Aim of the task >>
From the first line to the last, copy the material exactly and leave the pictures out.

BEGIN

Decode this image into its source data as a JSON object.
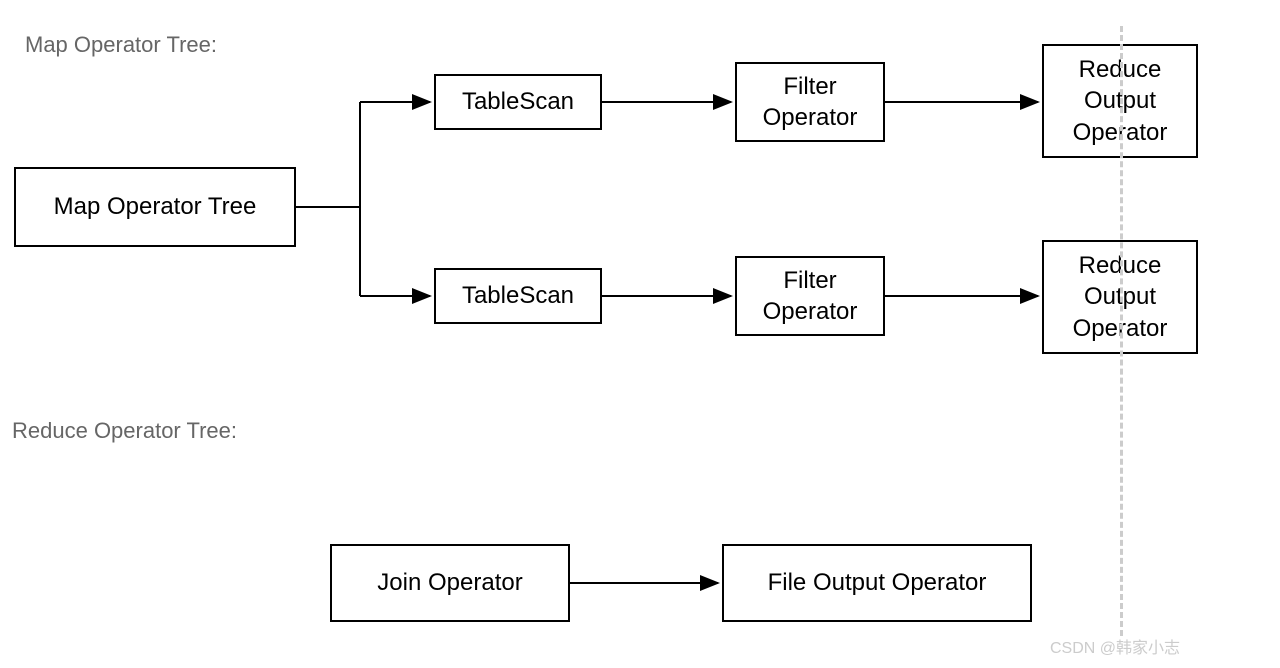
{
  "labels": {
    "map_tree": "Map Operator Tree:",
    "reduce_tree": "Reduce Operator Tree:"
  },
  "boxes": {
    "map_root": "Map Operator Tree",
    "tablescan1": "TableScan",
    "tablescan2": "TableScan",
    "filter1": "Filter Operator",
    "filter2": "Filter Operator",
    "reduce_out1": "Reduce Output Operator",
    "reduce_out2": "Reduce Output Operator",
    "join_op": "Join Operator",
    "file_out": "File Output Operator"
  },
  "watermark": "CSDN @韩家小志"
}
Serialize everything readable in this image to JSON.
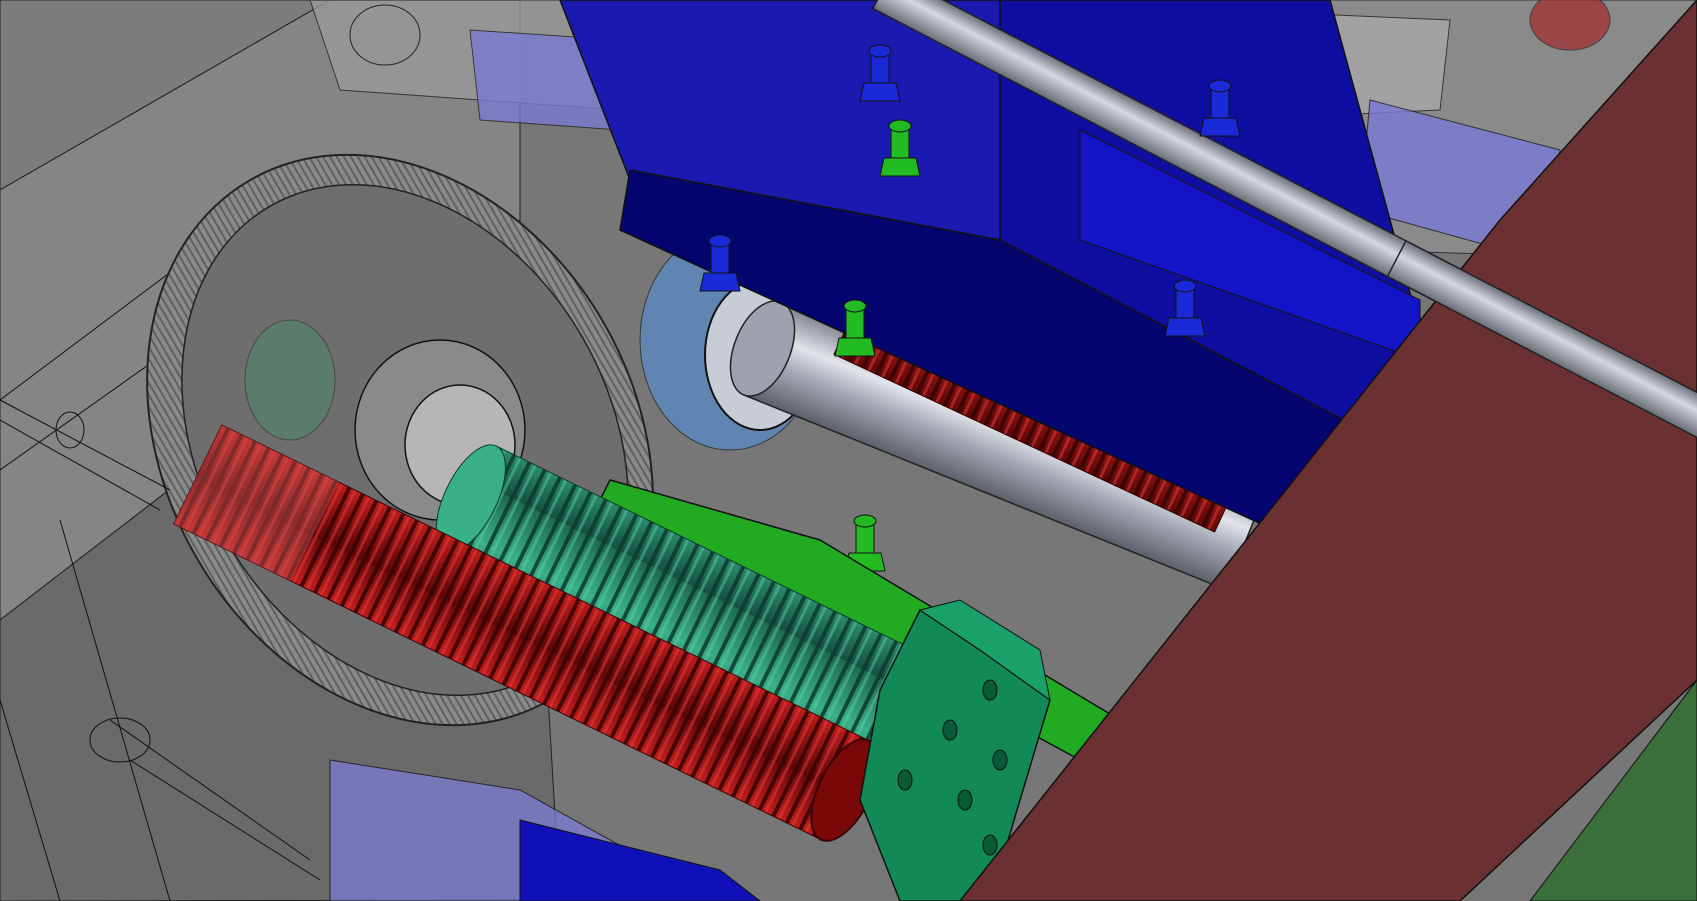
{
  "viewport": {
    "kind": "3D CAD assembly view",
    "text_labels": [],
    "background_color": "#7a7a7a",
    "colors": {
      "housing_gray": "#7c7c7c",
      "housing_dark": "#6a6a6a",
      "blue_beam": "#0a0a8c",
      "blue_beam_dark": "#050570",
      "light_blue_ghost": "#7a7ad2",
      "maroon_plate": "#6b3132",
      "green_plate": "#3a6e3a",
      "red_spring": "#b01616",
      "teal_worm": "#2a8c6a",
      "green_bracket": "#1a8a5a",
      "green_bar": "#22aa22",
      "steel_shaft": "#a8acb8"
    },
    "parts": [
      "housing",
      "gear-wheel",
      "helical-spring",
      "worm-thread",
      "blue-beam",
      "steel-shaft",
      "guide-rod",
      "maroon-plate",
      "green-bracket",
      "grease-nipple",
      "bearing",
      "lower-blue-beam",
      "green-bar"
    ]
  }
}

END

Reply to the exercise >>
Decode this image into its source data as a JSON object.
{
  "labels": {
    "map_tree": "Map Operator Tree:",
    "reduce_tree": "Reduce Operator Tree:"
  },
  "boxes": {
    "map_root": "Map Operator Tree",
    "tablescan1": "TableScan",
    "tablescan2": "TableScan",
    "filter1": "Filter Operator",
    "filter2": "Filter Operator",
    "reduce_out1": "Reduce Output Operator",
    "reduce_out2": "Reduce Output Operator",
    "join_op": "Join Operator",
    "file_out": "File Output Operator"
  },
  "watermark": "CSDN @韩家小志"
}
Serialize everything readable in this image to JSON.
{
  "viewport": {
    "kind": "3D CAD assembly view",
    "text_labels": [],
    "background_color": "#7a7a7a",
    "colors": {
      "housing_gray": "#7c7c7c",
      "housing_dark": "#6a6a6a",
      "blue_beam": "#0a0a8c",
      "blue_beam_dark": "#050570",
      "light_blue_ghost": "#7a7ad2",
      "maroon_plate": "#6b3132",
      "green_plate": "#3a6e3a",
      "red_spring": "#b01616",
      "teal_worm": "#2a8c6a",
      "green_bracket": "#1a8a5a",
      "green_bar": "#22aa22",
      "steel_shaft": "#a8acb8"
    },
    "parts": [
      "housing",
      "gear-wheel",
      "helical-spring",
      "worm-thread",
      "blue-beam",
      "steel-shaft",
      "guide-rod",
      "maroon-plate",
      "green-bracket",
      "grease-nipple",
      "bearing",
      "lower-blue-beam",
      "green-bar"
    ]
  }
}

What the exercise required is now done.